Task objective
Could you copy every line of the data that contains "JSON"?

Entries from a dataset of interfaces
--------------------

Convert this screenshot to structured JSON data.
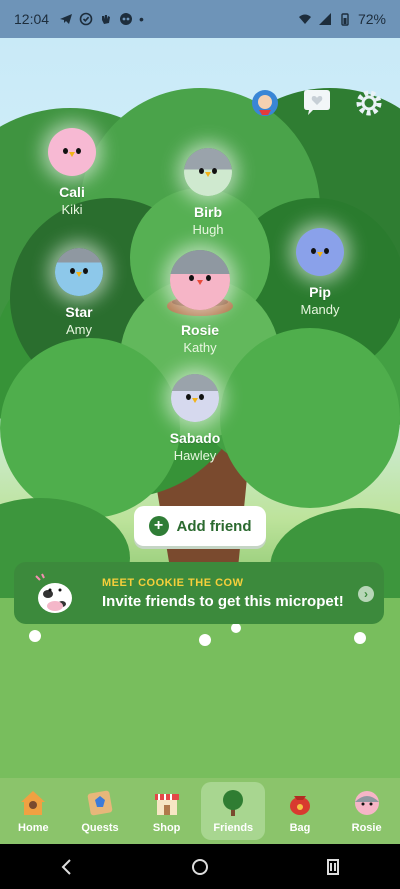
{
  "status": {
    "time": "12:04",
    "battery": "72%",
    "more": "•"
  },
  "pets": [
    {
      "name": "Cali",
      "owner": "Kiki"
    },
    {
      "name": "Birb",
      "owner": "Hugh"
    },
    {
      "name": "Star",
      "owner": "Amy"
    },
    {
      "name": "Rosie",
      "owner": "Kathy"
    },
    {
      "name": "Pip",
      "owner": "Mandy"
    },
    {
      "name": "Sabado",
      "owner": "Hawley"
    }
  ],
  "add_friend": {
    "label": "Add friend"
  },
  "promo": {
    "small": "MEET COOKIE THE COW",
    "big": "Invite friends to get this micropet!"
  },
  "tabs": [
    {
      "label": "Home",
      "icon": "house-icon"
    },
    {
      "label": "Quests",
      "icon": "quest-map-icon"
    },
    {
      "label": "Shop",
      "icon": "shop-icon"
    },
    {
      "label": "Friends",
      "icon": "tree-icon"
    },
    {
      "label": "Bag",
      "icon": "bag-icon"
    },
    {
      "label": "Rosie",
      "icon": "pet-avatar-icon"
    }
  ],
  "colors": {
    "accent": "#2f7d36",
    "promo_bg": "#3c8a3c",
    "tabbar_bg": "#8bc46b"
  }
}
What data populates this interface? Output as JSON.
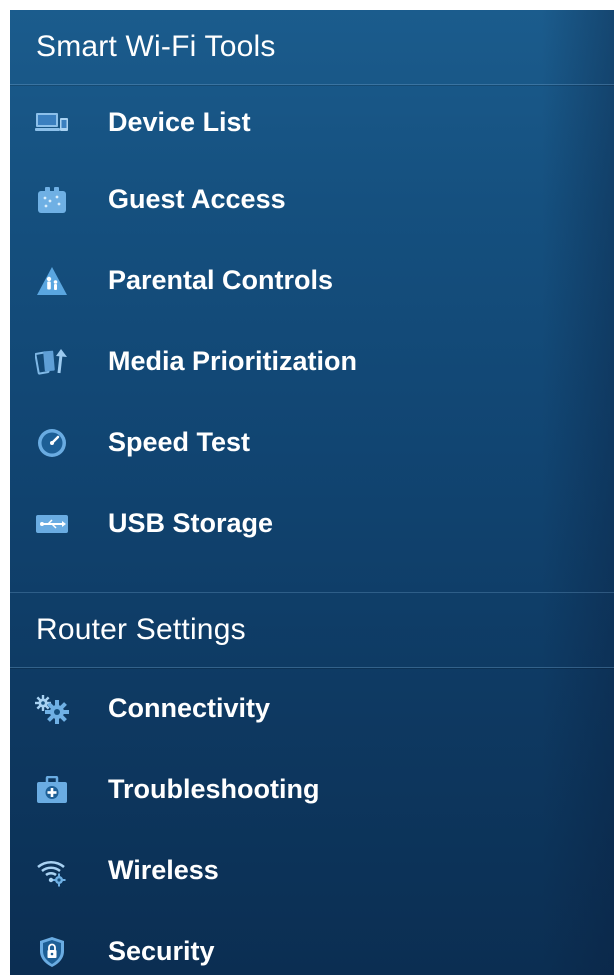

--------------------

Exercise response
Convert this screenshot to structured JSON data.
What data populates this interface? Output as JSON.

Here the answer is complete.